  • Even if you aren’t stuffing your turkey, you should add large onion pieces (or even large apple pieces) into the cavity of the turkey, enough to just about fill the cavity.  This little trick helps hold moisture inside the turkey.
  • Another awesome turkey cooking secret that my family uses is a turkey bag.  THEY REALLY WORK!!!  After you either brine or butter your turkey, take a turkey bag and add a tablespoon of flour to the inside of the bag.  Inflate the bag a bit, hold the open end of the bag shut, and shake the flour around the bag so that there’s a light dusting of flour inside.  Then, have someone help you place the turkey inside the bag (it’s best with 2 people… less messy).  After the turkey is in the bag, add 2 or three sticks of celery, some pieces of onion and two or three carrot sticks into the bag – this also helps keep the turkey moist.  Seal up the bag with the little ties from the turkey bag box, and pierce a few holes into the bag as per the instructions on the turkey bag box.  GUARANTEED DELICIOUS MOIST TURKEY EVERY TIME!!!!

Dressing: For stove top dressing, my recommendation is always Mrs. Cubbison’s Cubed Dressing.  This is a brand you can find at any grocery store.  I also recommend substituting BEER (preferably a blonde lager or nutty stout) for the chicken broth that the dressing calls for.  This gives the dressing a very tangy kick to the flavor.  Just follow the rest of the instructions for the dressing, and leave out any ingredients you may not like.  I personally always add chopped black olives, a little bit of chopped celery, and chopped onions.  And of course, BEER.


Mashed Potatoes: I think the best mashed potatoes are made with lots of UNSALTED butter (you should add a little bit of salt on your own, not depend on salted butter) and either CREAM (my preference) or milk.  In my experience, the best mashing potatoes are either yukon gold or red potatoes, but regular russet potatoes work too, since most of the flavor comes from the butter and cream/milk.  Just be sure to boil the potatoes really well, and let them cool before you add the butter and cream/milk.  Once they’ve cooled off, use an electric hand mixer to whip them and smooth them out.  Add the butter (depending on how many potatoes you use, I would use the butter liberally but within reason, think 3/4 stick to 1.5 sticks).  Then add the cream/milk a little at a time – you don’t want potato soup… Too much cream/milk can be disastrous.  Not enough cream/milk is too starchy.  Whip them with the hand mixer, and you cannot go wrong.  For some kicky potatoes, try adding additional flavors like freshly grated horseradish (you can get a piece of horseradish from Whole Foods), freshly minced garlic or wasabi (you can buy some wasabi paste at Whole Foods too).  JUST A LITTLE BIT!  You don’t want to lose the flavor of the potatoes/butter/cream or milk by overpowering them with the additional ingredient.  Any additional kicky ingredient should be added VERY LIGHTLY… for just subtle flavor.

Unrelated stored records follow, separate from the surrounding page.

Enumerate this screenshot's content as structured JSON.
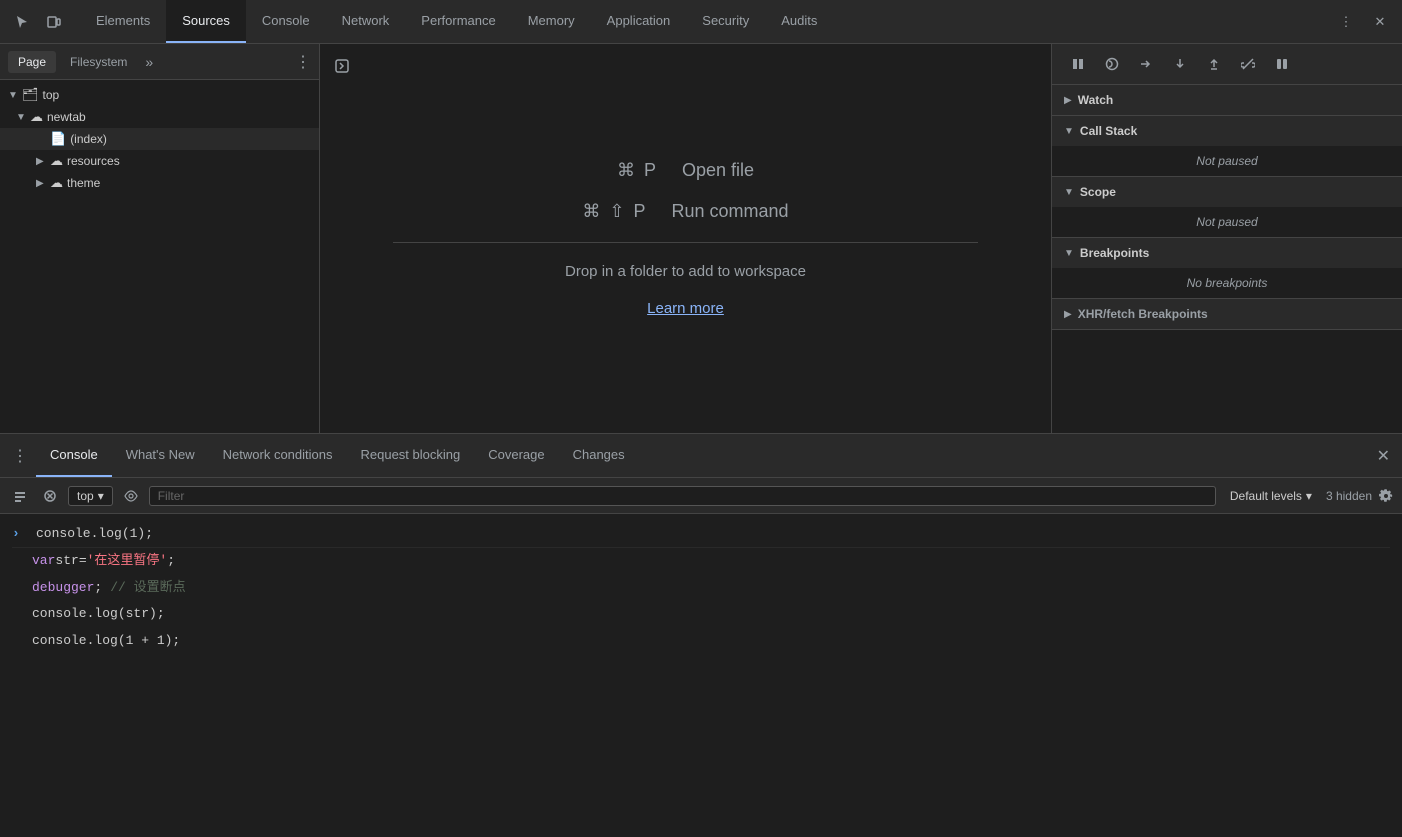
{
  "topBar": {
    "tabs": [
      {
        "id": "elements",
        "label": "Elements",
        "active": false
      },
      {
        "id": "sources",
        "label": "Sources",
        "active": true
      },
      {
        "id": "console",
        "label": "Console",
        "active": false
      },
      {
        "id": "network",
        "label": "Network",
        "active": false
      },
      {
        "id": "performance",
        "label": "Performance",
        "active": false
      },
      {
        "id": "memory",
        "label": "Memory",
        "active": false
      },
      {
        "id": "application",
        "label": "Application",
        "active": false
      },
      {
        "id": "security",
        "label": "Security",
        "active": false
      },
      {
        "id": "audits",
        "label": "Audits",
        "active": false
      }
    ]
  },
  "leftPanel": {
    "tabs": [
      {
        "id": "page",
        "label": "Page",
        "active": true
      },
      {
        "id": "filesystem",
        "label": "Filesystem",
        "active": false
      }
    ],
    "fileTree": [
      {
        "indent": 0,
        "arrow": "▼",
        "icon": "📄",
        "iconType": "folder",
        "label": "top"
      },
      {
        "indent": 1,
        "arrow": "▼",
        "icon": "☁",
        "iconType": "cloud",
        "label": "newtab"
      },
      {
        "indent": 2,
        "arrow": "",
        "icon": "📄",
        "iconType": "file",
        "label": "(index)",
        "selected": true
      },
      {
        "indent": 2,
        "arrow": "▶",
        "icon": "☁",
        "iconType": "cloud",
        "label": "resources"
      },
      {
        "indent": 2,
        "arrow": "▶",
        "icon": "☁",
        "iconType": "cloud",
        "label": "theme"
      }
    ]
  },
  "centerPanel": {
    "shortcut1": {
      "keys": "⌘ P",
      "label": "Open file"
    },
    "shortcut2": {
      "keys": "⌘ ⇧ P",
      "label": "Run command"
    },
    "dropText": "Drop in a folder to add to workspace",
    "learnMore": "Learn more"
  },
  "rightPanel": {
    "sections": [
      {
        "id": "watch",
        "arrow": "▶",
        "label": "Watch",
        "expanded": false
      },
      {
        "id": "callstack",
        "arrow": "▼",
        "label": "Call Stack",
        "expanded": true,
        "content": "Not paused"
      },
      {
        "id": "scope",
        "arrow": "▼",
        "label": "Scope",
        "expanded": true,
        "content": "Not paused"
      },
      {
        "id": "breakpoints",
        "arrow": "▼",
        "label": "Breakpoints",
        "expanded": true,
        "content": "No breakpoints"
      },
      {
        "id": "xhrfetch",
        "arrow": "▶",
        "label": "XHR/fetch Breakpoints",
        "expanded": false
      }
    ]
  },
  "bottomTabs": {
    "tabs": [
      {
        "id": "console",
        "label": "Console",
        "active": true
      },
      {
        "id": "whatsnew",
        "label": "What's New",
        "active": false
      },
      {
        "id": "networkconditions",
        "label": "Network conditions",
        "active": false
      },
      {
        "id": "requestblocking",
        "label": "Request blocking",
        "active": false
      },
      {
        "id": "coverage",
        "label": "Coverage",
        "active": false
      },
      {
        "id": "changes",
        "label": "Changes",
        "active": false
      }
    ]
  },
  "consoleToolbar": {
    "contextLabel": "top",
    "filterPlaceholder": "Filter",
    "levelsLabel": "Default levels",
    "hiddenCount": "3 hidden"
  },
  "consoleOutput": {
    "line1": "console.log(1);",
    "line2_keyword": "var",
    "line2_varname": " str",
    "line2_op": " = ",
    "line2_string": "'在这里暂停'",
    "line2_semi": ";",
    "line3_keyword": "debugger",
    "line3_comment": "// 设置断点",
    "line3_semi": ";",
    "line4": "console.log(str);",
    "line5": "console.log(1 + 1);"
  }
}
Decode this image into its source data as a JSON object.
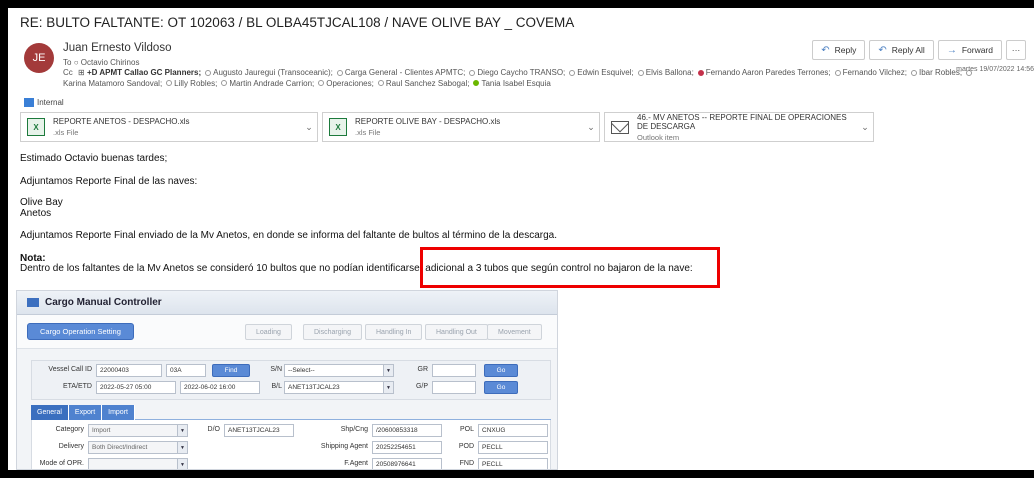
{
  "email": {
    "subject": "RE: BULTO FALTANTE: OT 102063 / BL OLBA45TJCAL108 / NAVE OLIVE BAY _ COVEMA",
    "avatar_initials": "JE",
    "sender": "Juan Ernesto Vildoso",
    "to_label": "To",
    "to": "Octavio Chirinos",
    "cc_label": "Cc",
    "cc": [
      {
        "name": "+D APMT Callao GC Planners;",
        "presence": "group",
        "bold": true
      },
      {
        "name": "Augusto Jauregui (Transoceanic);",
        "presence": "none"
      },
      {
        "name": "Carga General - Clientes APMTC;",
        "presence": "none"
      },
      {
        "name": "Diego Caycho TRANSO;",
        "presence": "none"
      },
      {
        "name": "Edwin Esquivel;",
        "presence": "none"
      },
      {
        "name": "Elvis Ballona;",
        "presence": "none"
      },
      {
        "name": "Fernando Aaron Paredes Terrones;",
        "presence": "busy"
      },
      {
        "name": "Fernando Vilchez;",
        "presence": "none"
      },
      {
        "name": "Ibar Robles;",
        "presence": "none"
      },
      {
        "name": "Karina Matamoro Sandoval;",
        "presence": "none"
      },
      {
        "name": "Lilly Robles;",
        "presence": "none"
      },
      {
        "name": "Martin Andrade Carrion;",
        "presence": "none"
      },
      {
        "name": "Operaciones;",
        "presence": "none"
      },
      {
        "name": "Raul Sanchez Sabogal;",
        "presence": "none"
      },
      {
        "name": "Tania Isabel Esquia",
        "presence": "ok"
      }
    ],
    "actions": {
      "reply": "Reply",
      "reply_all": "Reply All",
      "forward": "Forward",
      "more": "···"
    },
    "date": "martes 19/07/2022 14:56",
    "label_internal": "Internal",
    "attachments": [
      {
        "name": "REPORTE ANETOS - DESPACHO.xls",
        "type": ".xls File",
        "icon": "excel-icon"
      },
      {
        "name": "REPORTE OLIVE BAY - DESPACHO.xls",
        "type": ".xls File",
        "icon": "excel-icon"
      },
      {
        "name": "46.- MV ANETOS -- REPORTE FINAL DE OPERACIONES DE DESCARGA",
        "type": "Outlook item",
        "icon": "mail-icon"
      }
    ],
    "body": {
      "greeting": "Estimado Octavio buenas tardes;",
      "p1": "Adjuntamos Reporte Final de las naves:",
      "ship1": "Olive Bay",
      "ship2": "Anetos",
      "p2": "Adjuntamos Reporte Final enviado de la Mv Anetos, en donde se informa del faltante de bultos al término de la descarga.",
      "nota_label": "Nota:",
      "nota_text": "Dentro de los faltantes de la Mv Anetos se consideró 10 bultos que no podían identificarse, adicional a 3 tubos que según control no bajaron de la nave:"
    }
  },
  "app": {
    "title": "Cargo Manual Controller",
    "btn_setting": "Cargo Operation Setting",
    "buttons": [
      "Loading",
      "Discharging",
      "Handling In",
      "Handling Out",
      "Movement"
    ],
    "vessel_call_id_label": "Vessel Call ID",
    "vessel_call_id": "22000403",
    "vessel_code": "03A",
    "find": "Find",
    "etaetd_label": "ETA/ETD",
    "eta": "2022-05-27 05:00",
    "etd": "2022-06-02 16:00",
    "sn_label": "S/N",
    "sn_value": "--Select--",
    "bl_label": "B/L",
    "bl_value": "ANET13TJCAL23",
    "gr_label": "GR",
    "gp_label": "G/P",
    "go": "Go",
    "tabs": [
      "General",
      "Export",
      "Import"
    ],
    "category_label": "Category",
    "category_value": "Import",
    "delivery_label": "Delivery",
    "delivery_value": "Both Direct/Indirect",
    "mode_label": "Mode of OPR.",
    "do_label": "D/O",
    "do_value": "ANET13TJCAL23",
    "shpcng_label": "Shp/Cng",
    "shpcng_value": "/20600853318",
    "shipping_agent_label": "Shipping Agent",
    "shipping_agent_value": "20252254651",
    "fagent_label": "F.Agent",
    "fagent_value": "20508976641",
    "pol_label": "POL",
    "pol_value": "CNXUG",
    "pod_label": "POD",
    "pod_value": "PECLL",
    "fnd_label": "FND",
    "fnd_value": "PECLL"
  },
  "colors": {
    "highlight_box": "#e00000",
    "avatar": "#a33a3a",
    "app_button": "#5a8ad6"
  }
}
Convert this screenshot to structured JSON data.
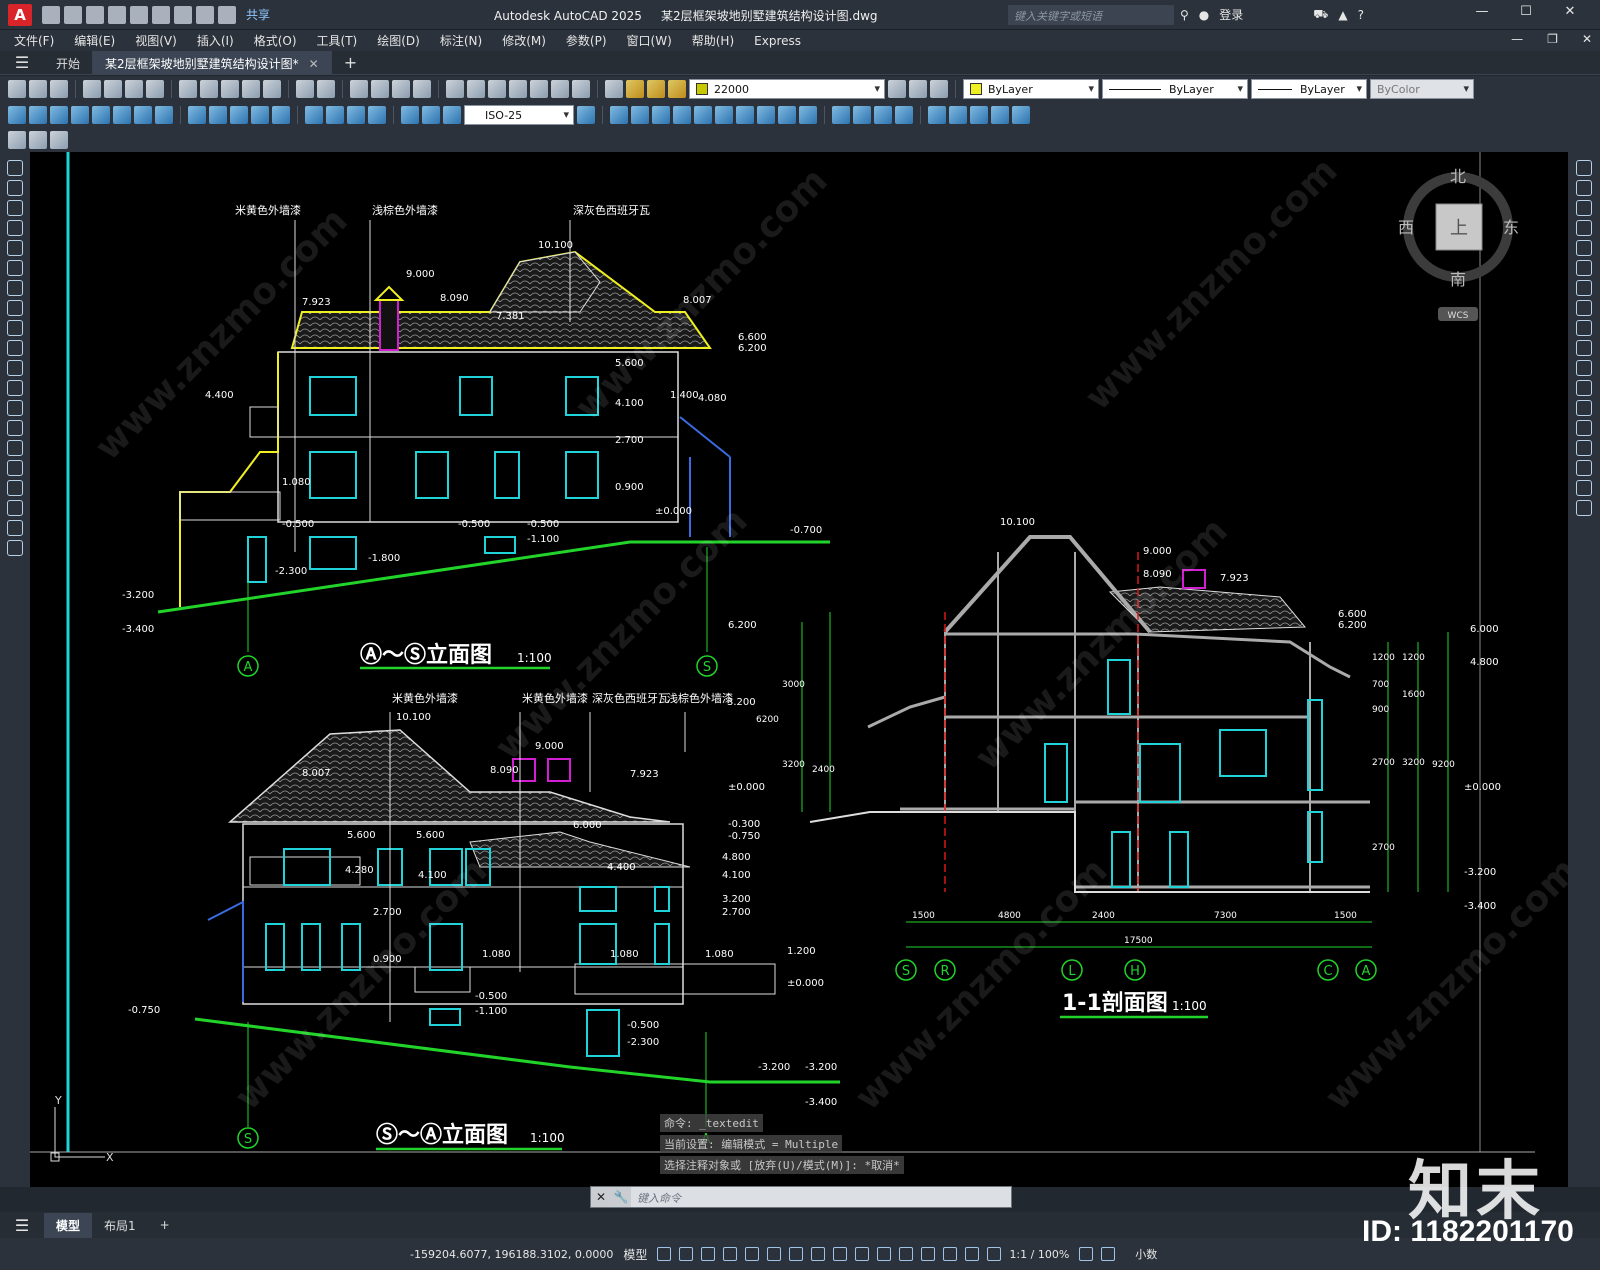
{
  "window": {
    "app_name": "Autodesk AutoCAD 2025",
    "file_name": "某2层框架坡地别墅建筑结构设计图.dwg",
    "share_label": "共享",
    "search_placeholder": "键入关键字或短语",
    "login_label": "登录"
  },
  "menu": [
    "文件(F)",
    "编辑(E)",
    "视图(V)",
    "插入(I)",
    "格式(O)",
    "工具(T)",
    "绘图(D)",
    "标注(N)",
    "修改(M)",
    "参数(P)",
    "窗口(W)",
    "帮助(H)",
    "Express"
  ],
  "doc_tabs": {
    "start_label": "开始",
    "active_label": "某2层框架坡地别墅建筑结构设计图*"
  },
  "properties": {
    "layer_value": "22000",
    "color_value": "ByLayer",
    "linetype_value": "ByLayer",
    "lineweight_value": "ByLayer",
    "plotstyle_value": "ByColor",
    "dim_style": "ISO-25"
  },
  "colors": {
    "accent_green": "#22d42a",
    "accent_cyan": "#1fd3d8",
    "accent_yellow": "#f0f020",
    "accent_magenta": "#d21fd2"
  },
  "viewcube": {
    "north": "北",
    "south": "南",
    "east": "东",
    "west": "西",
    "top": "上",
    "wcs": "WCS"
  },
  "drawing": {
    "elev1": {
      "title": "Ⓐ～Ⓢ立面图",
      "scale": "1:100",
      "notes": [
        "米黄色外墙漆",
        "浅棕色外墙漆",
        "深灰色西班牙瓦"
      ],
      "levels": [
        "10.100",
        "9.000",
        "8.090",
        "7.923",
        "7.381",
        "8.007",
        "6.600",
        "6.200",
        "5.600",
        "4.400",
        "4.100",
        "4.080",
        "1.400",
        "2.700",
        "1.080",
        "0.900",
        "±0.000",
        "-0.500",
        "-0.500",
        "-0.500",
        "-0.700",
        "-1.100",
        "-1.800",
        "-2.300",
        "-3.200",
        "-3.400"
      ],
      "axes": [
        "A",
        "S"
      ]
    },
    "elev2": {
      "title": "Ⓢ～Ⓐ立面图",
      "scale": "1:100",
      "notes": [
        "米黄色外墙漆",
        "米黄色外墙漆",
        "深灰色西班牙瓦",
        "浅棕色外墙漆"
      ],
      "levels": [
        "10.100",
        "9.000",
        "8.090",
        "7.923",
        "8.007",
        "6.000",
        "5.600",
        "5.600",
        "4.800",
        "4.400",
        "4.280",
        "4.100",
        "4.100",
        "3.200",
        "3.200",
        "2.700",
        "2.700",
        "1.200",
        "1.080",
        "1.080",
        "1.080",
        "0.900",
        "±0.000",
        "-0.500",
        "-0.500",
        "-0.750",
        "-1.100",
        "-2.300",
        "-3.200",
        "-3.200",
        "-3.400"
      ],
      "axes": [
        "S",
        "A"
      ]
    },
    "section": {
      "title": "1-1剖面图",
      "scale": "1:100",
      "levels": [
        "10.100",
        "9.000",
        "8.090",
        "7.923",
        "6.600",
        "6.200",
        "6.200",
        "6.000",
        "4.800",
        "±0.000",
        "±0.000",
        "-0.300",
        "-0.750",
        "-3.200",
        "-3.400"
      ],
      "dims_bottom": [
        "1500",
        "4800",
        "2400",
        "7300",
        "1500"
      ],
      "dim_total": "17500",
      "dims_left": [
        "3000",
        "3200",
        "2400",
        "6200"
      ],
      "dims_right": [
        "1200",
        "1200",
        "700",
        "1600",
        "900",
        "2700",
        "3200",
        "2700",
        "9200"
      ],
      "axes": [
        "S",
        "R",
        "L",
        "H",
        "C",
        "A"
      ]
    }
  },
  "command": {
    "history": [
      "命令: _textedit",
      "当前设置: 编辑模式 = Multiple",
      "选择注释对象或 [放弃(U)/模式(M)]: *取消*"
    ],
    "placeholder": "键入命令"
  },
  "layout_tabs": [
    "模型",
    "布局1"
  ],
  "status": {
    "coords": "-159204.6077, 196188.3102, 0.0000",
    "mode": "模型",
    "scale": "1:1 / 100%",
    "units": "小数"
  },
  "watermark": {
    "logo": "知末",
    "id": "ID: 1182201170",
    "site": "www.znzmo.com"
  }
}
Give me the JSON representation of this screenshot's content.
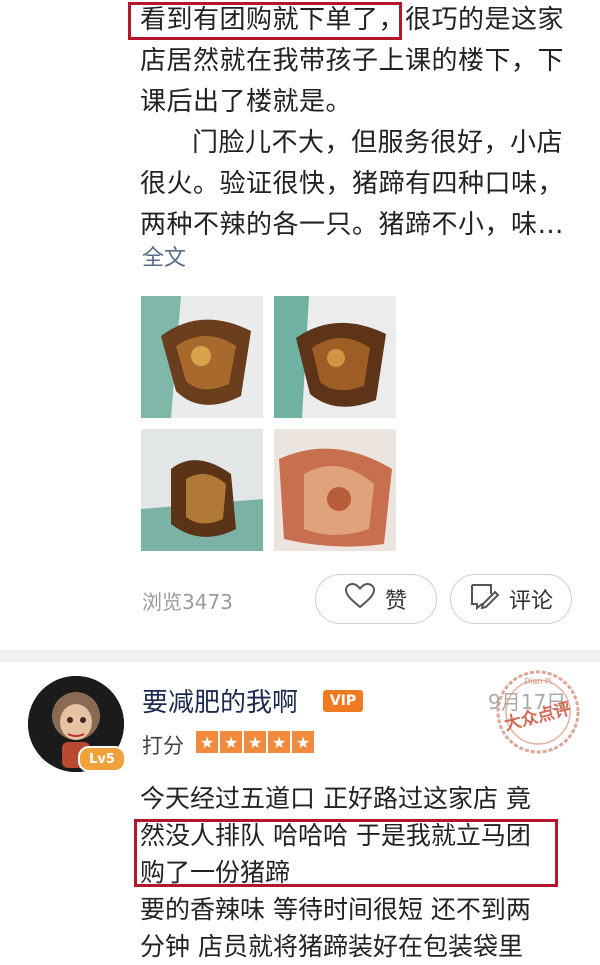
{
  "review": {
    "line1": "看到有团购就下单了，很巧的是这家",
    "line2": "店居然就在我带孩子上课的楼下，下",
    "line3": "课后出了楼就是。",
    "line4": "门脸儿不大，但服务很好，小店",
    "line5": "很火。验证很快，猪蹄有四种口味，",
    "line6": "两种不辣的各一只。猪蹄不小，味…",
    "full_text_link": "全文",
    "views": "浏览3473",
    "like_label": "赞",
    "comment_label": "评论"
  },
  "next_review": {
    "username": "要减肥的我啊",
    "vip_badge": "VIP",
    "level_badge": "Lv5",
    "date": "9月17日",
    "stamp_text": "大众点评",
    "stamp_top": "Dian Pi",
    "rating_label": "打分",
    "stars": 5,
    "line1": "今天经过五道口 正好路过这家店 竟",
    "line2": "然没人排队 哈哈哈 于是我就立马团",
    "line3": "购了一份猪蹄",
    "line4": "要的香辣味 等待时间很短 还不到两",
    "line5": "分钟 店员就将猪蹄装好在包装袋里"
  },
  "colors": {
    "highlight": "#b5162b",
    "link": "#5a6b8a",
    "vip": "#f07a22",
    "star": "#f08a3c"
  }
}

Best of luck, and most of all, Happy Thanksgiving!

Bon Appetite!